##### Given data #####

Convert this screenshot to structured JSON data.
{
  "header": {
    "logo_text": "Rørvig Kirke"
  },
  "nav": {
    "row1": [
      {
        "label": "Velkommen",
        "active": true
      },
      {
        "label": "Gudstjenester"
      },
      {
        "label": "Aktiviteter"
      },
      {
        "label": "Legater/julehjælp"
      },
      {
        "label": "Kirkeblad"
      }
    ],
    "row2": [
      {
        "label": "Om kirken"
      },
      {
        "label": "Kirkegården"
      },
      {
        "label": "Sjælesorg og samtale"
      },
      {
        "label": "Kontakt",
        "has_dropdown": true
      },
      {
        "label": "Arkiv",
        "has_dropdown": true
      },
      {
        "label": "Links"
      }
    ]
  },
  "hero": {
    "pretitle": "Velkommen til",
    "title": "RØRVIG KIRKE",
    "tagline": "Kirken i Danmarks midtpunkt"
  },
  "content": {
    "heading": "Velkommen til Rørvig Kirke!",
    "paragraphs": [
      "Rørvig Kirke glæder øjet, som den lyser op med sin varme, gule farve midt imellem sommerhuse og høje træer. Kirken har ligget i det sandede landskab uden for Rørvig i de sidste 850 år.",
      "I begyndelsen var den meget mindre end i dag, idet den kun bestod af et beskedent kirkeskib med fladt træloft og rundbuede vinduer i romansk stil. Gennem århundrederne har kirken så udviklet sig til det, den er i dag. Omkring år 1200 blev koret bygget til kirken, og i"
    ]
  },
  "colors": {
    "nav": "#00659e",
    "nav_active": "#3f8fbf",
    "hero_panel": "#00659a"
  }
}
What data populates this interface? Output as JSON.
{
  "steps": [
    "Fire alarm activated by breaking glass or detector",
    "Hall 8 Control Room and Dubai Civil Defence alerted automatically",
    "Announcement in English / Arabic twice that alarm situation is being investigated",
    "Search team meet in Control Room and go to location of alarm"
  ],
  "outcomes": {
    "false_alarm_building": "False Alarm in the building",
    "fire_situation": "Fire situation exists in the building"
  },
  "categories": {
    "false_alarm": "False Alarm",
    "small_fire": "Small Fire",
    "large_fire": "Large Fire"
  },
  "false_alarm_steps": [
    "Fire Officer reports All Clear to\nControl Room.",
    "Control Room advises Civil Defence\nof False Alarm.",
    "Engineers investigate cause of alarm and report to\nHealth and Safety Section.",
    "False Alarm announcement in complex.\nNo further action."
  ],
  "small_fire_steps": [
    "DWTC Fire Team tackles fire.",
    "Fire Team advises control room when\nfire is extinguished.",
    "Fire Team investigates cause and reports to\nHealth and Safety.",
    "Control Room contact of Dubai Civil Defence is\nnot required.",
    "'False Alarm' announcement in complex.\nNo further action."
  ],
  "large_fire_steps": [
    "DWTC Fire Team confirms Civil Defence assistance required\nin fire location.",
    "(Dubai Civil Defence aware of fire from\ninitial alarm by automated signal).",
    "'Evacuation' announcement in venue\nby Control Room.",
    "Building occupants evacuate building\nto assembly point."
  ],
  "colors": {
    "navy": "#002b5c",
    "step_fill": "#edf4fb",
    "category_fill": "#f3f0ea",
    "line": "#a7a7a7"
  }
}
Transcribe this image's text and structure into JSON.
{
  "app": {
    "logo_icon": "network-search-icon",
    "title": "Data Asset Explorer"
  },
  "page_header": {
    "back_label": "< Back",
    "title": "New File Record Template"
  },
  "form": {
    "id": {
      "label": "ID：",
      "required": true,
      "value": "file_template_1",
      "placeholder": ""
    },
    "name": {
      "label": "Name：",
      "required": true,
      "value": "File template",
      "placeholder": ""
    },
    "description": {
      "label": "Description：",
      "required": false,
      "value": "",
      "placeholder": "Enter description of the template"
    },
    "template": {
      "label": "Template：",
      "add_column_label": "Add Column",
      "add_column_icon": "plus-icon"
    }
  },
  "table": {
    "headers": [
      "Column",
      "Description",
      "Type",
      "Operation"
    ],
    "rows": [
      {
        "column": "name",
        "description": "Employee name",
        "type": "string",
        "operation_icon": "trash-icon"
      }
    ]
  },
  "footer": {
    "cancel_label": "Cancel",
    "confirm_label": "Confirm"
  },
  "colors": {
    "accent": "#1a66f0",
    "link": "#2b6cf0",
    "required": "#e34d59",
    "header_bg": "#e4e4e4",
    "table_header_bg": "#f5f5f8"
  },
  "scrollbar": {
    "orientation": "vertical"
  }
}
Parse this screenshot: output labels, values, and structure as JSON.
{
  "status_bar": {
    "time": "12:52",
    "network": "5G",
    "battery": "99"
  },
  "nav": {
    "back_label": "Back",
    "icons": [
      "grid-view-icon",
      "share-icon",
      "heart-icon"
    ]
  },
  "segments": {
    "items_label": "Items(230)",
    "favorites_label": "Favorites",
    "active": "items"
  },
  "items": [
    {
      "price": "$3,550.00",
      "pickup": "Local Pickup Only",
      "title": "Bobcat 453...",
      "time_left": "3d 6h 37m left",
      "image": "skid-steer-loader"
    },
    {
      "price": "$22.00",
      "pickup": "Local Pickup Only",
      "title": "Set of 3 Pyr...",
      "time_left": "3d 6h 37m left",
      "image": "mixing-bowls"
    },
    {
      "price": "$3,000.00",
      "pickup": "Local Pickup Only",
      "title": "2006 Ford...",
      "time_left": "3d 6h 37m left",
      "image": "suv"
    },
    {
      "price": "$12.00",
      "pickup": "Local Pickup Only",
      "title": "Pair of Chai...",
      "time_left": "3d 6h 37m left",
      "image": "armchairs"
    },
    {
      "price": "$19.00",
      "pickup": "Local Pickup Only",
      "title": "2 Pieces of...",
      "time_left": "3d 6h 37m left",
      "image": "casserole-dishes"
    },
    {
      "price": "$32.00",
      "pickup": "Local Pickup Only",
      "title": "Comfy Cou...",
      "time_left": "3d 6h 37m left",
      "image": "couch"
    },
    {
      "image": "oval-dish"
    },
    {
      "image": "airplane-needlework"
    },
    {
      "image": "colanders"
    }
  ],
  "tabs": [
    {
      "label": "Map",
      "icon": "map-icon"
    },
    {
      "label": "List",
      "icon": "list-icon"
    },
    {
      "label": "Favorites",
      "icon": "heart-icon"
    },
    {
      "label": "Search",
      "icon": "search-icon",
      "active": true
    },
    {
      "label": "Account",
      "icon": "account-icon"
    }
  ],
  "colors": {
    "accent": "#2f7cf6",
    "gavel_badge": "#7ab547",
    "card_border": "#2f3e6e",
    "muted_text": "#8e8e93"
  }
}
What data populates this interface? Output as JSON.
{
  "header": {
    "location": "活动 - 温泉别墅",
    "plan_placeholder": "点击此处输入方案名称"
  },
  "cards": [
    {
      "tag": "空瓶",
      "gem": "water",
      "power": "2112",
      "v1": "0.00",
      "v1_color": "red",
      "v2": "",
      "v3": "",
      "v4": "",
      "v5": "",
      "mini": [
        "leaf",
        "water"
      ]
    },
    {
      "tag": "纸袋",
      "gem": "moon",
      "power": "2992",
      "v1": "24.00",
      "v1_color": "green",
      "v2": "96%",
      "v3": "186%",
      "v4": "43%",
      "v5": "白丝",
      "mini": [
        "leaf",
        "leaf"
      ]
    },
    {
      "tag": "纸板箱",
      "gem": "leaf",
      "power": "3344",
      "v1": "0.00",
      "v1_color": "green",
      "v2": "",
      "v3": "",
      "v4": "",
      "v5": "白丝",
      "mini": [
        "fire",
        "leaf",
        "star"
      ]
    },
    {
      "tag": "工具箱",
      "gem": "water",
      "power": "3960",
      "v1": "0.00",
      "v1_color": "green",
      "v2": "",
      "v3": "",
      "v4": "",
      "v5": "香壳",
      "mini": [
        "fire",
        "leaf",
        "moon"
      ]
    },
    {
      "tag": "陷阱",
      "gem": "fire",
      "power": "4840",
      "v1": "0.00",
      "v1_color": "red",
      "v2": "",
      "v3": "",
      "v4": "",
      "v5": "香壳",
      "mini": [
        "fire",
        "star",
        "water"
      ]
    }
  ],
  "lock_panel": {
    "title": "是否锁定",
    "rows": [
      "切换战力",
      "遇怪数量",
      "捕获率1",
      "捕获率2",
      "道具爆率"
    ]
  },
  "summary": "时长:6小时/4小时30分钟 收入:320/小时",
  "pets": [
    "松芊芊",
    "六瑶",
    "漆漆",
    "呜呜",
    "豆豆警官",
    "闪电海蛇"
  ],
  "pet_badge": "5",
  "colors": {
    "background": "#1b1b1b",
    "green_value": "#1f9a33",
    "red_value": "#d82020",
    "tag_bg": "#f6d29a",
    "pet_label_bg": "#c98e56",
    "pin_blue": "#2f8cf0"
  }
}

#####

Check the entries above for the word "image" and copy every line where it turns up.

Solution:
Transcribe this image's text and structure into JSON.
      "image": "skid-steer-loader"
      "image": "mixing-bowls"
      "image": "suv"
      "image": "armchairs"
      "image": "casserole-dishes"
      "image": "couch"
      "image": "oval-dish"
      "image": "airplane-needlework"
      "image": "colanders"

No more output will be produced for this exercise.